• _WORK TASK_:
Where the word "display" occurs in a line of the listing below, copy that line.

• _SOURCE RECORDS_:
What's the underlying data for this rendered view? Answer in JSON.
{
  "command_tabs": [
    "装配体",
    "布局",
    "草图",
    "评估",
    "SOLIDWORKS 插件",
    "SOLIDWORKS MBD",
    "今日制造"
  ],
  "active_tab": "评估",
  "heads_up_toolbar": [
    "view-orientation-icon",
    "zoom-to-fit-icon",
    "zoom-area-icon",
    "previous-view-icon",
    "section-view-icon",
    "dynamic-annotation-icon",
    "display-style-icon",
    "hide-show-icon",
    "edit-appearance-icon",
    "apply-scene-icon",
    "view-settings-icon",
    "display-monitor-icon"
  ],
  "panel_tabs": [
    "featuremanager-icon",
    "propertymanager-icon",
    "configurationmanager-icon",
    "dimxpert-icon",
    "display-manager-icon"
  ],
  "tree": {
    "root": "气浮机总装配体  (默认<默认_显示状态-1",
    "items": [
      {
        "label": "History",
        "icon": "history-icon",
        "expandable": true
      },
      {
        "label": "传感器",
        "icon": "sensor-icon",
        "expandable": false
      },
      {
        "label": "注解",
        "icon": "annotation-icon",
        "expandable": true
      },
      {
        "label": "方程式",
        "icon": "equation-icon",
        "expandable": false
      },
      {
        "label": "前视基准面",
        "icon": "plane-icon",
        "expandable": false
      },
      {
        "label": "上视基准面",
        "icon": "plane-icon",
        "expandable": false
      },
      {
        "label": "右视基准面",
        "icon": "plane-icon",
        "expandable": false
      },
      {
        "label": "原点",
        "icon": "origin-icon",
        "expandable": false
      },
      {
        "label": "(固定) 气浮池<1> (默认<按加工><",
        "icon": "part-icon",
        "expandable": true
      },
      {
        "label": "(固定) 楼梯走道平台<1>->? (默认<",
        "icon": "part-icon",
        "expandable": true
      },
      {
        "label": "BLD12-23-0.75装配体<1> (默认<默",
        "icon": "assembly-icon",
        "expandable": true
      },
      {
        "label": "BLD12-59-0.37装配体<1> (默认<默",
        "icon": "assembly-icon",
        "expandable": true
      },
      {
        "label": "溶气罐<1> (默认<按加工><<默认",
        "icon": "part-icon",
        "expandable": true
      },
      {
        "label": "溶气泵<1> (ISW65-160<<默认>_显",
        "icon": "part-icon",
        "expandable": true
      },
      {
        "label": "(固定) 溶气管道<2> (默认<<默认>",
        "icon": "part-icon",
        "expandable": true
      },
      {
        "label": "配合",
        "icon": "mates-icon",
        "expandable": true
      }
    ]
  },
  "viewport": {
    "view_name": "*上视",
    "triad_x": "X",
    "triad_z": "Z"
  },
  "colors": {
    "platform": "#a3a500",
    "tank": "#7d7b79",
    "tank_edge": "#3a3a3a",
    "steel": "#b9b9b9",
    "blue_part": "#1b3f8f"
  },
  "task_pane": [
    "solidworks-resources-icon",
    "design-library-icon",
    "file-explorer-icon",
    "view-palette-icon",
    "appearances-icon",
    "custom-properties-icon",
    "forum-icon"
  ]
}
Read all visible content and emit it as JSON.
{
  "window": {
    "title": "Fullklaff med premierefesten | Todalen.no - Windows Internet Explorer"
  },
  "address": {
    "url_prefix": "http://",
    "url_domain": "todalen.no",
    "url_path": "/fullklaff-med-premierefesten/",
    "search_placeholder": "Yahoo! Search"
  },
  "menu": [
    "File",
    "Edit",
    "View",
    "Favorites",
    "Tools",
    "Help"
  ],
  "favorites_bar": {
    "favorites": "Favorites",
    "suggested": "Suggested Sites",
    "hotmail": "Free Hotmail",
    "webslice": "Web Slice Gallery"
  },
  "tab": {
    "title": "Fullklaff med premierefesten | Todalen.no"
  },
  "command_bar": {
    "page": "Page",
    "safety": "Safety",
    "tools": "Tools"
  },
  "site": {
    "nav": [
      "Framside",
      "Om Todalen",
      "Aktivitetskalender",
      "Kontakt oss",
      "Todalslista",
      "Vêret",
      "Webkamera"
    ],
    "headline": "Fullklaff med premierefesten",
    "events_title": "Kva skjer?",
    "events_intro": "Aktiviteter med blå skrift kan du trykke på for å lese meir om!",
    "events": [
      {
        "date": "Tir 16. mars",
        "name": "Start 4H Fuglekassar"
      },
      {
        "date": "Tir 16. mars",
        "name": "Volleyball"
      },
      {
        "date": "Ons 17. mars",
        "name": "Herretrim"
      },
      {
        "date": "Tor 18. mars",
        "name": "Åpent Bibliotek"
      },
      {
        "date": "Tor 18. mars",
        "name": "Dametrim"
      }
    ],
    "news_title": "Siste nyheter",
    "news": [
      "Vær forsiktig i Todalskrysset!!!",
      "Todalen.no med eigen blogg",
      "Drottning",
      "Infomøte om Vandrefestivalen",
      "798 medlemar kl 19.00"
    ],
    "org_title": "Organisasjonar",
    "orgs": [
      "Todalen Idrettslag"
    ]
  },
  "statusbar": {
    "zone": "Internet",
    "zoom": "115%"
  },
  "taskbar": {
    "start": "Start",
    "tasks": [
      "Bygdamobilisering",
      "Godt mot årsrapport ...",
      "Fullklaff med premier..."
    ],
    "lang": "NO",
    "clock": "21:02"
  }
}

• _RESPONSE FOR THIS EXERCISE_:
    "display-style-icon",
    "display-monitor-icon"
    "display-manager-icon"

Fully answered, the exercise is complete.